Work instructions: Below are the records; pull every line that includes "icon".
Task inputs Start Marker
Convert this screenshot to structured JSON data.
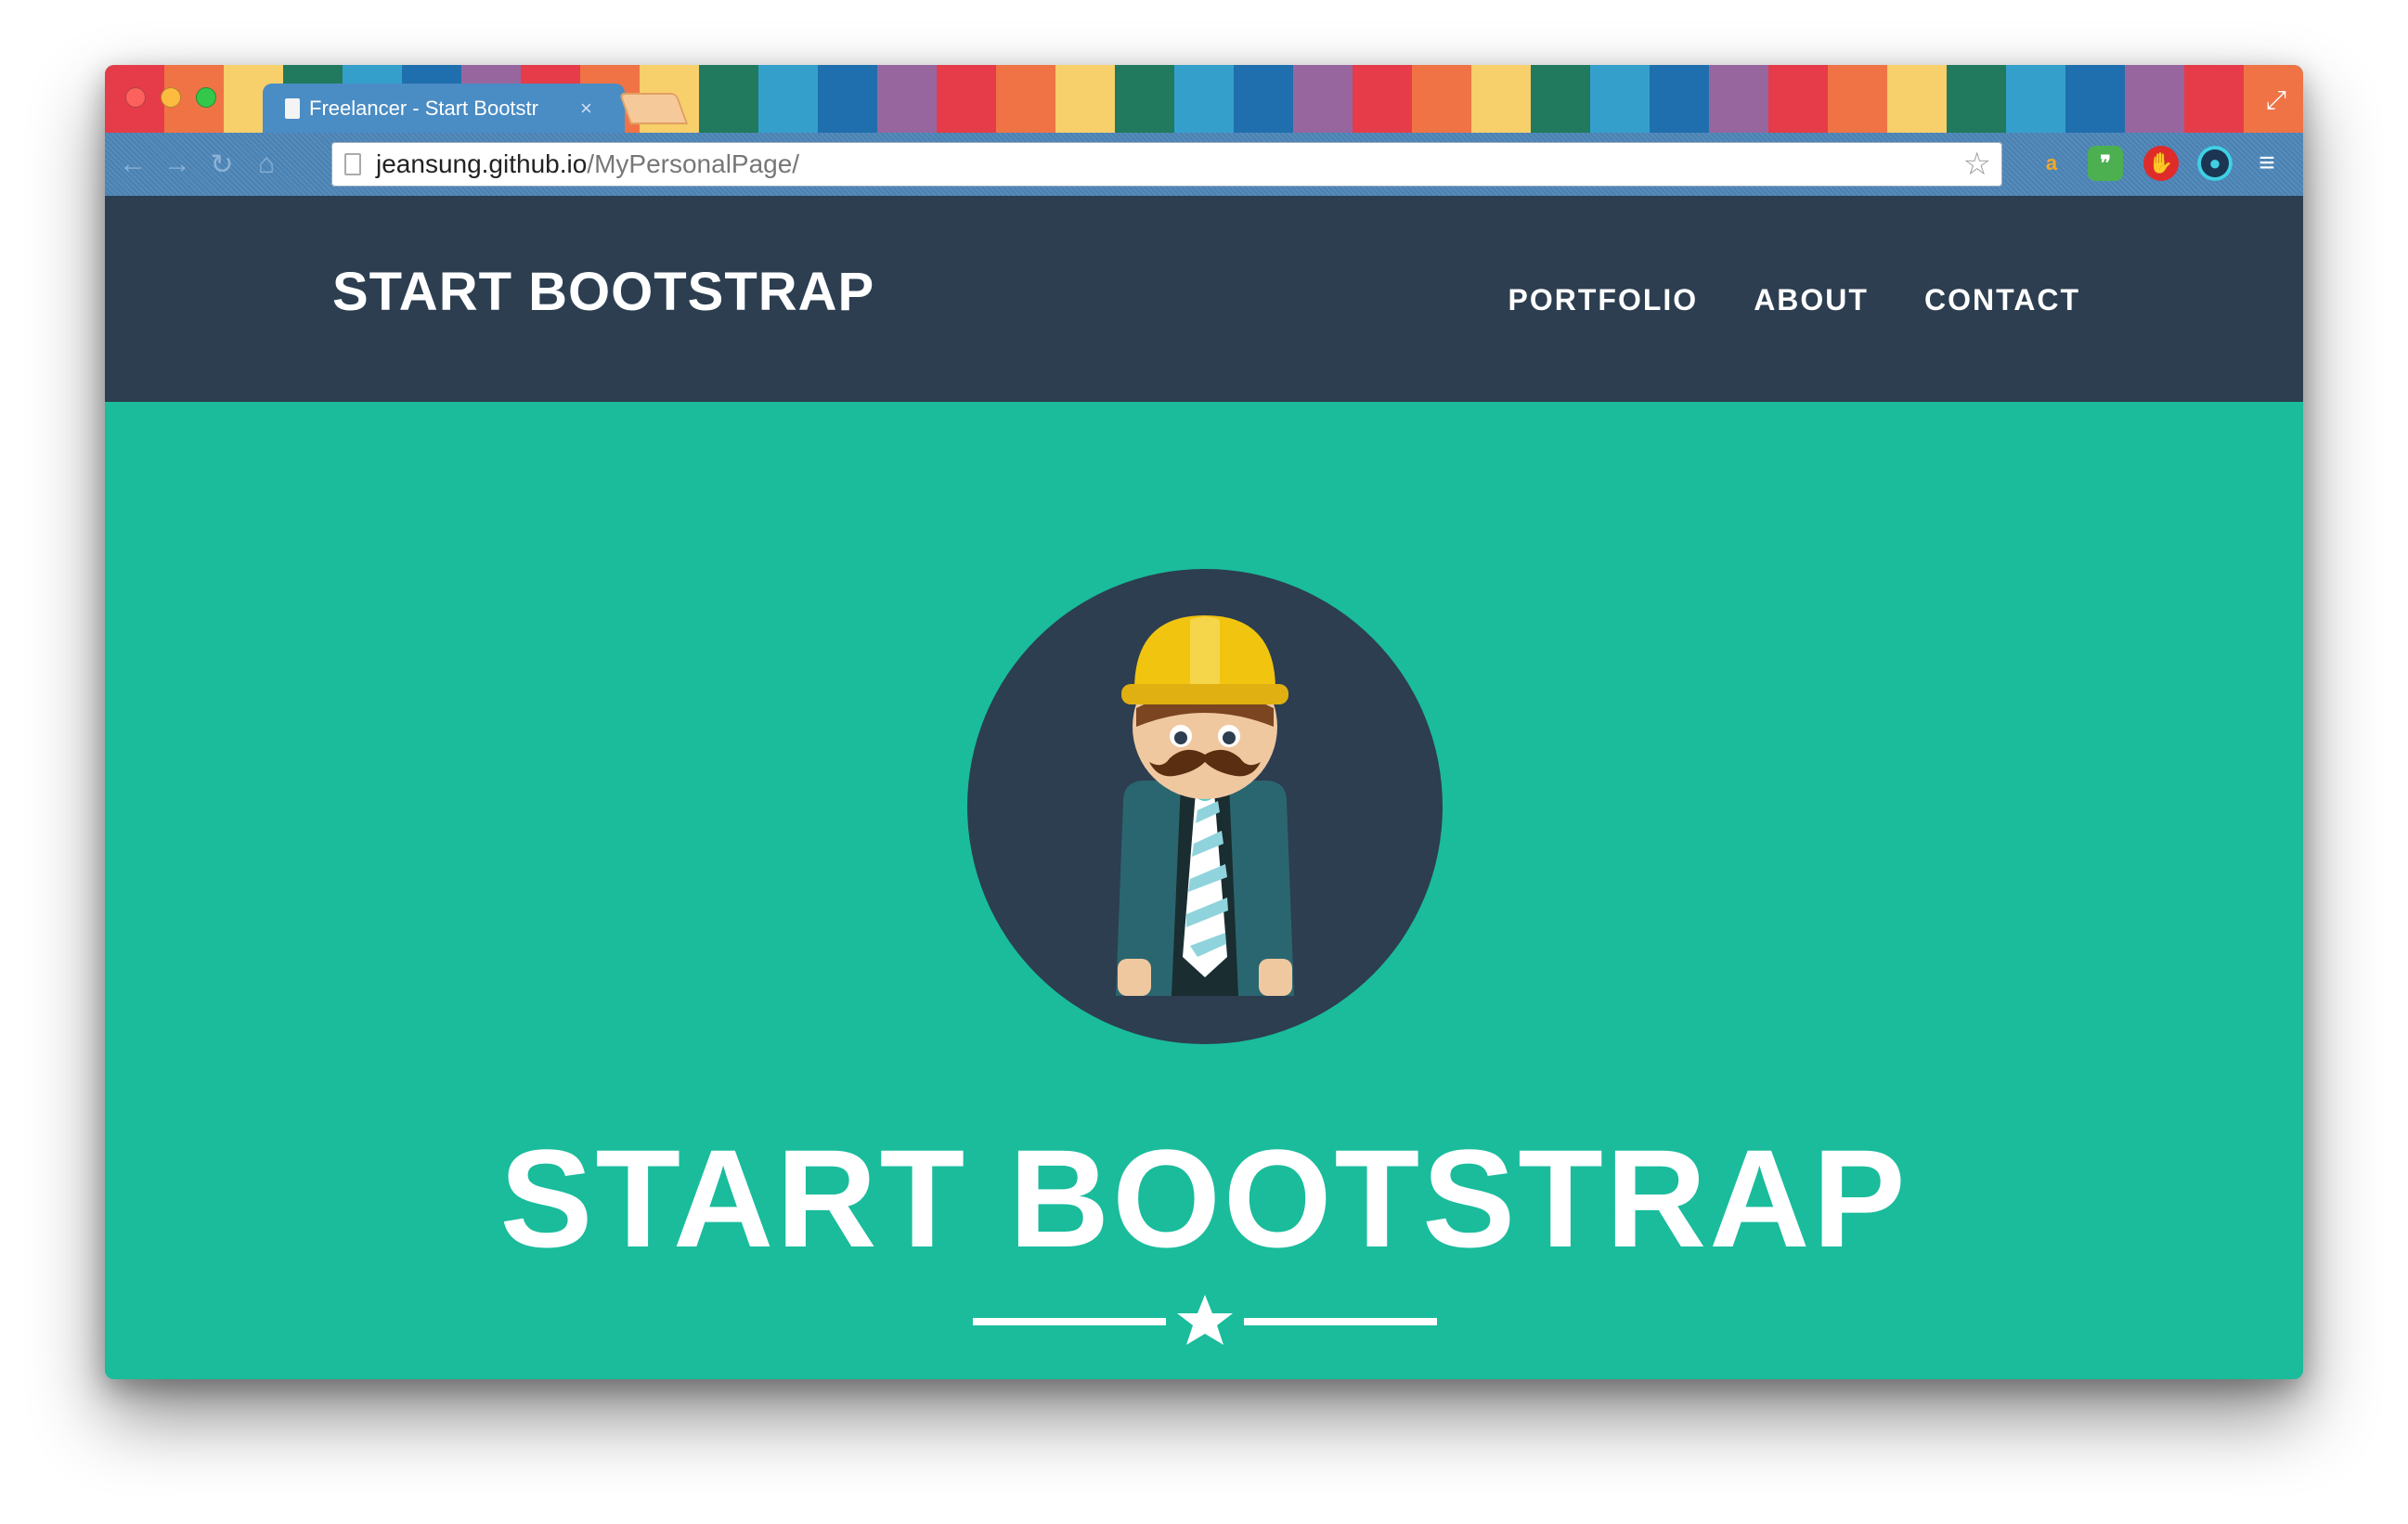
{
  "browser": {
    "tab_title": "Freelancer - Start Bootstr",
    "tab_close": "×",
    "url_host": "jeansung.github.io",
    "url_path": "/MyPersonalPage/",
    "theme_stripes": [
      "#e63b49",
      "#f07346",
      "#f7cf6b",
      "#217a5d",
      "#359fcc",
      "#1f6fae",
      "#98669f",
      "#e63b49",
      "#f07346",
      "#f7cf6b",
      "#217a5d",
      "#359fcc",
      "#1f6fae",
      "#98669f",
      "#e63b49",
      "#f07346",
      "#f7cf6b",
      "#217a5d",
      "#359fcc",
      "#1f6fae",
      "#98669f",
      "#e63b49",
      "#f07346",
      "#f7cf6b",
      "#217a5d",
      "#359fcc",
      "#1f6fae",
      "#98669f",
      "#e63b49",
      "#f07346",
      "#f7cf6b",
      "#217a5d",
      "#359fcc",
      "#1f6fae",
      "#98669f",
      "#e63b49",
      "#f07346",
      "#f7cf6b"
    ],
    "extensions": [
      "amazon-icon",
      "quote-icon",
      "stop-hand-icon",
      "eye-icon",
      "menu-icon"
    ]
  },
  "site": {
    "brand": "START BOOTSTRAP",
    "nav": [
      "PORTFOLIO",
      "ABOUT",
      "CONTACT"
    ],
    "headline": "START BOOTSTRAP"
  },
  "colors": {
    "navbar": "#2c3e50",
    "hero": "#1abc9c",
    "text": "#ffffff"
  }
}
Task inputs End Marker
Task response:
      "amazon-icon",
      "quote-icon",
      "stop-hand-icon",
      "eye-icon",
      "menu-icon"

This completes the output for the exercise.